What happened to Androids domination and all the hype saying it would be surpassing iTunes in a short period of time for app quota. It looks like they are lagging behind as the article says it only took iTunes 16mths to get to 100k and has taken Android 20mths for the same result.
A prime example for why there will be more apps on iTunes is as follows. iTunes is more secure against copying than Android as the vast majoirty of Apple handsets cannot run cracked / copied applications unless they are jailbroken. Whereas on a Android system or Symbian you can install cracked apps very easily. As a software developer myself why would i develop software for a platform where i am more likely to have my hard earned work bootlegged.
The good and useful applications can generally be found on both shops with an equivalent quality (although I still miss a decent Pilotwiz equivalent on Android). Besides that, the 99,95% of remaining applications seem to have nothing more to offer than the first "Hello World" application that I write on a friend's C64 when I was 9 years old so who cares if there is 200,000 or 5 million of them ;-)
One example of a developer that left Symbian and other open platforms is TomTom. There software was bootlegged and run on tons of Nokia / Windows mobile phones. Due to this they moved to iOS as it was a more secure platform. I suspect issues like this is why so many developers are not jumping on the Android platform so far.
People say quality vs quantity, but I have to say that quality generally sucks on both app stores. The amount of apps actually worth downloading on both stores is way lower than the quantity, but there's not really any way to measure the number of useful apps on app store vs market.

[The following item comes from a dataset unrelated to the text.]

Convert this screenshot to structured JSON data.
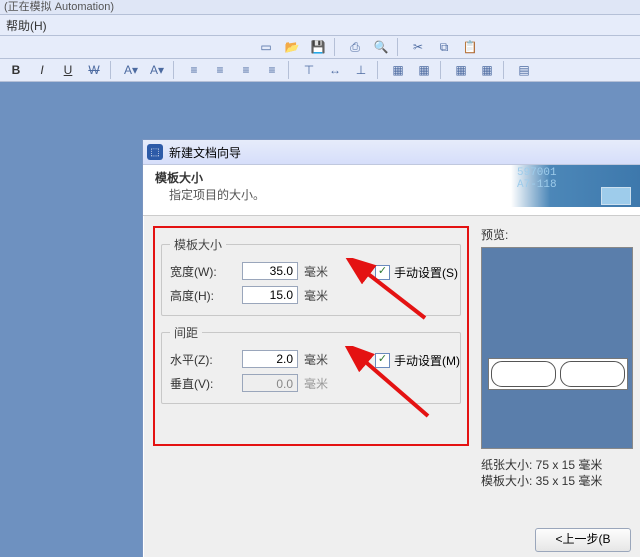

Who cares that there is so much junk? Android has an app called Appbrain, that does a great job of sifting out all the crap. The problem is too many people just sit there looking for Apps that do absolutely nothing for them.